*Problem to solve*
Every line of the data that contains the string "this" must be copied.

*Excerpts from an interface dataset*
************

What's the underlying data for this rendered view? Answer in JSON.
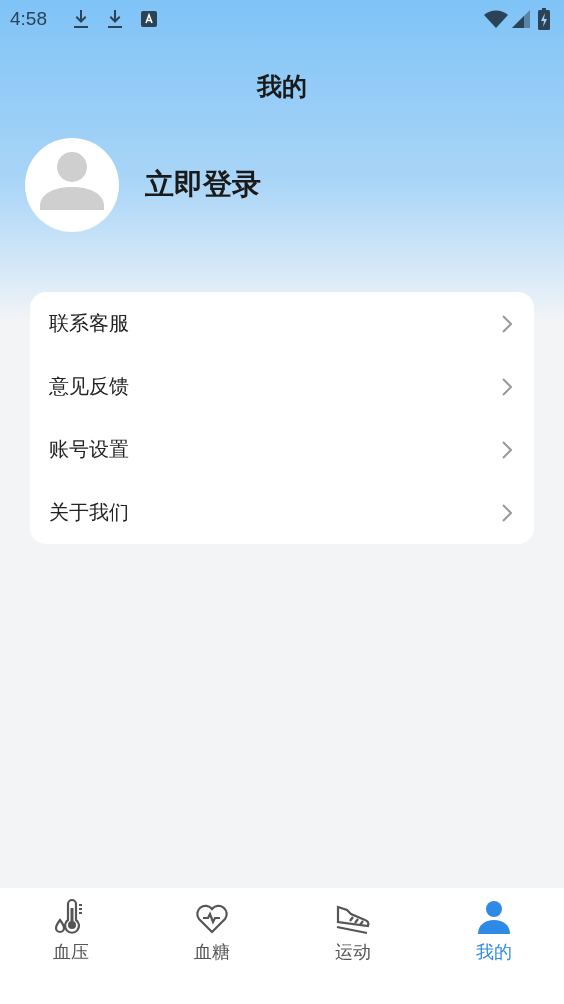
{
  "status_bar": {
    "time": "4:58"
  },
  "header": {
    "title": "我的"
  },
  "profile": {
    "login": "立即登录"
  },
  "menu": [
    {
      "label": "联系客服"
    },
    {
      "label": "意见反馈"
    },
    {
      "label": "账号设置"
    },
    {
      "label": "关于我们"
    }
  ],
  "tab_bar": [
    {
      "label": "血压",
      "kind": "thermometer",
      "selected": false
    },
    {
      "label": "血糖",
      "kind": "heart",
      "selected": false
    },
    {
      "label": "运动",
      "kind": "shoe",
      "selected": false
    },
    {
      "label": "我的",
      "kind": "person",
      "selected": true
    }
  ]
}
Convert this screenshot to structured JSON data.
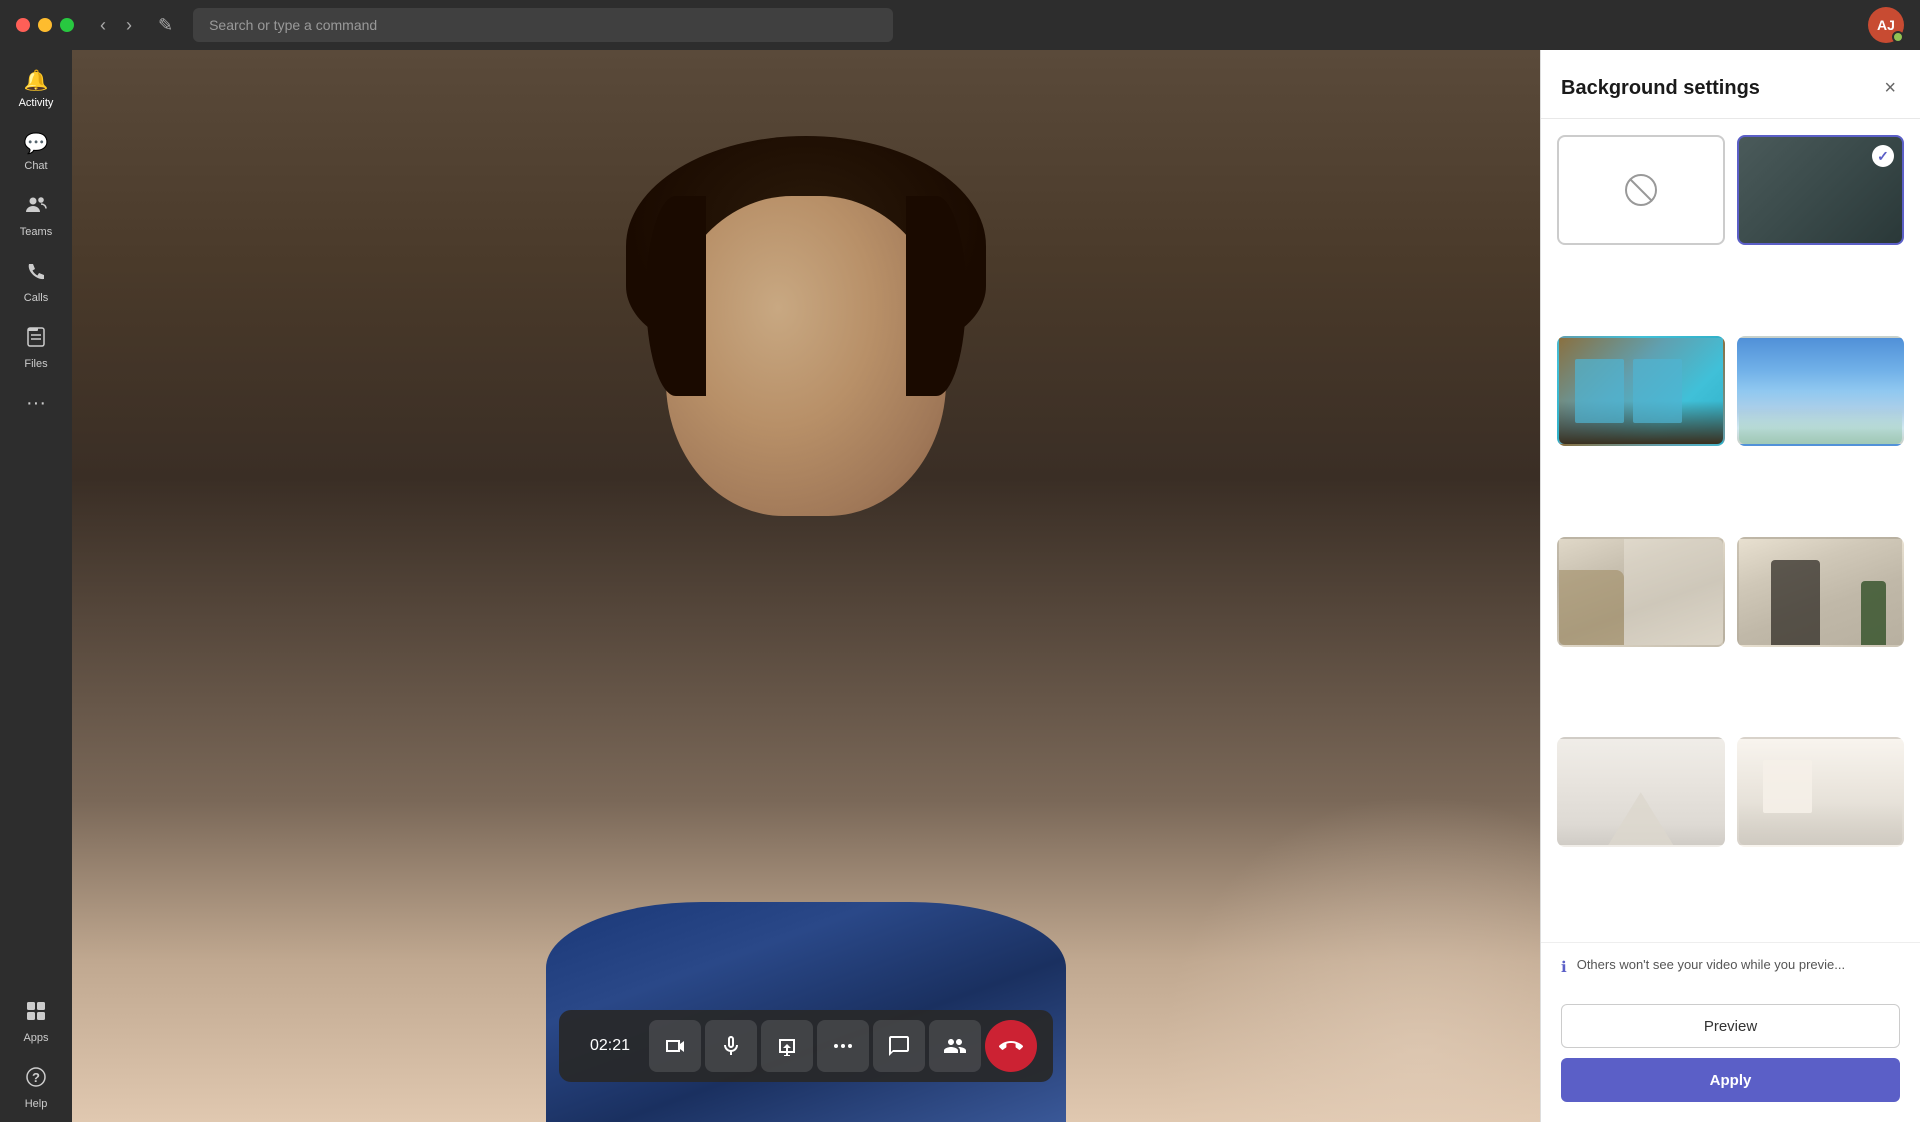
{
  "titlebar": {
    "search_placeholder": "Search or type a command",
    "back_btn": "‹",
    "forward_btn": "›",
    "compose_btn": "✎"
  },
  "sidebar": {
    "items": [
      {
        "id": "activity",
        "label": "Activity",
        "icon": "🔔"
      },
      {
        "id": "chat",
        "label": "Chat",
        "icon": "💬"
      },
      {
        "id": "teams",
        "label": "Teams",
        "icon": "👥"
      },
      {
        "id": "calls",
        "label": "Calls",
        "icon": "📞"
      },
      {
        "id": "files",
        "label": "Files",
        "icon": "📄"
      },
      {
        "id": "more",
        "label": "...",
        "icon": "···"
      },
      {
        "id": "apps",
        "label": "Apps",
        "icon": "⊞"
      },
      {
        "id": "help",
        "label": "Help",
        "icon": "?"
      }
    ]
  },
  "call": {
    "timer": "02:21",
    "controls": [
      {
        "id": "video",
        "icon": "📹",
        "label": "Camera"
      },
      {
        "id": "mic",
        "icon": "🎤",
        "label": "Microphone"
      },
      {
        "id": "share",
        "icon": "⬆",
        "label": "Share screen"
      },
      {
        "id": "more",
        "icon": "···",
        "label": "More"
      },
      {
        "id": "chat",
        "icon": "💬",
        "label": "Chat"
      },
      {
        "id": "people",
        "icon": "👤",
        "label": "People"
      },
      {
        "id": "end",
        "icon": "📵",
        "label": "End call"
      }
    ]
  },
  "bg_panel": {
    "title": "Background settings",
    "close_label": "×",
    "info_text": "Others won't see your video while you previe...",
    "preview_label": "Preview",
    "apply_label": "Apply",
    "options": [
      {
        "id": "none",
        "type": "none",
        "selected": false
      },
      {
        "id": "dark",
        "type": "dark",
        "selected": true
      },
      {
        "id": "interior1",
        "type": "interior1",
        "selected": false
      },
      {
        "id": "office",
        "type": "office",
        "selected": false
      },
      {
        "id": "office2",
        "type": "office2",
        "selected": false
      },
      {
        "id": "office3",
        "type": "office3",
        "selected": false
      },
      {
        "id": "minimal1",
        "type": "minimal1",
        "selected": false
      },
      {
        "id": "minimal2",
        "type": "minimal2",
        "selected": false
      }
    ]
  },
  "avatar": {
    "initials": "AJ"
  }
}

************

*Result of the task*
What's the underlying data for this rendered view? Answer in JSON.
Convert this screenshot to structured JSON data.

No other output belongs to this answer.